'''

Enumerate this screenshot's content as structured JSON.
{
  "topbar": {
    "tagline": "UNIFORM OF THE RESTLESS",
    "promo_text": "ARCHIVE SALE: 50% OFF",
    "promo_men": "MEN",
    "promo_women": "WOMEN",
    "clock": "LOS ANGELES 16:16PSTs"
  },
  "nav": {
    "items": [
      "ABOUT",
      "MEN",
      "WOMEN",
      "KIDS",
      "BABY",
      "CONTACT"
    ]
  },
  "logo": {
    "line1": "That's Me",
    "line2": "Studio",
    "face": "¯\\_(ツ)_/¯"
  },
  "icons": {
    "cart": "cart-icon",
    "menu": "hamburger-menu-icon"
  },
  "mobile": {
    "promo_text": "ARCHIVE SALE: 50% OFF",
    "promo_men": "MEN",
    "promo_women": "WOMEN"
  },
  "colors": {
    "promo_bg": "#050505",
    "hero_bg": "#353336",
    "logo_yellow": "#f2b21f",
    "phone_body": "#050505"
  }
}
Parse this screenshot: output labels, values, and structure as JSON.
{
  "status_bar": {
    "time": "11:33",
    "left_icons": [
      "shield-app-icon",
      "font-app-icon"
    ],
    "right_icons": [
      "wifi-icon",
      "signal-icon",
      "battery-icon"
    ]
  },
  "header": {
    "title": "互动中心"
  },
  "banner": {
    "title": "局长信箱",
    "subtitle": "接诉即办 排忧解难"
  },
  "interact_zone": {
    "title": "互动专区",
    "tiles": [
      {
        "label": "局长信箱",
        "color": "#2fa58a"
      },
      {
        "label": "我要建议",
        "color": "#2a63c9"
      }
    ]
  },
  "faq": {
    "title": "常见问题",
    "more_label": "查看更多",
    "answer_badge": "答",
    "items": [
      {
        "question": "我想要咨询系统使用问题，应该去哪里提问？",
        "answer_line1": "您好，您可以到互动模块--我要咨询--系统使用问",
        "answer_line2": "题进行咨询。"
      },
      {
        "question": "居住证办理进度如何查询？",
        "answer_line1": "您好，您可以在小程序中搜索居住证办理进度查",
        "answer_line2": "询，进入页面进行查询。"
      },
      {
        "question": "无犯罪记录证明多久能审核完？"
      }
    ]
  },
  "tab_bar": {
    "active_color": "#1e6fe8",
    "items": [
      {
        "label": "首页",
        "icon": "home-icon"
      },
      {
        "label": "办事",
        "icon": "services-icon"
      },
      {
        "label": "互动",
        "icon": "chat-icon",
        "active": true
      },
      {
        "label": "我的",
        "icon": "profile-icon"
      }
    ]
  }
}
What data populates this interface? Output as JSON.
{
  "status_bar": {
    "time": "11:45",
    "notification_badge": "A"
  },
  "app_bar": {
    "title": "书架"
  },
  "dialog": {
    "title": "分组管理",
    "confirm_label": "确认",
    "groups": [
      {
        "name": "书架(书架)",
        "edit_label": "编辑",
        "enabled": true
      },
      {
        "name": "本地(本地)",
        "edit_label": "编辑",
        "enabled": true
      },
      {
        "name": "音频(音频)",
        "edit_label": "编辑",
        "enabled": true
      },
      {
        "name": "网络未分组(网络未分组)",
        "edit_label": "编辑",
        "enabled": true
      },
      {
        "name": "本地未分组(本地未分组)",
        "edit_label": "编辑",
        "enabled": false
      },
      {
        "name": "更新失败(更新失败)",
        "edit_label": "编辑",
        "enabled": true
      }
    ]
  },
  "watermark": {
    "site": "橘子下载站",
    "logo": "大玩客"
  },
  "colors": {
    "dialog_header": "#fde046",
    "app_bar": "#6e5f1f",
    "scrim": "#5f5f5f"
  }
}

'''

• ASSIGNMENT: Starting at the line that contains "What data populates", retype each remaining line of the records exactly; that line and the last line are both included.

• RESULT:
What data populates this interface? Output as JSON.
{
  "status_bar": {
    "time": "11:45",
    "notification_badge": "A"
  },
  "app_bar": {
    "title": "书架"
  },
  "dialog": {
    "title": "分组管理",
    "confirm_label": "确认",
    "groups": [
      {
        "name": "书架(书架)",
        "edit_label": "编辑",
        "enabled": true
      },
      {
        "name": "本地(本地)",
        "edit_label": "编辑",
        "enabled": true
      },
      {
        "name": "音频(音频)",
        "edit_label": "编辑",
        "enabled": true
      },
      {
        "name": "网络未分组(网络未分组)",
        "edit_label": "编辑",
        "enabled": true
      },
      {
        "name": "本地未分组(本地未分组)",
        "edit_label": "编辑",
        "enabled": false
      },
      {
        "name": "更新失败(更新失败)",
        "edit_label": "编辑",
        "enabled": true
      }
    ]
  },
  "watermark": {
    "site": "橘子下载站",
    "logo": "大玩客"
  },
  "colors": {
    "dialog_header": "#fde046",
    "app_bar": "#6e5f1f",
    "scrim": "#5f5f5f"
  }
}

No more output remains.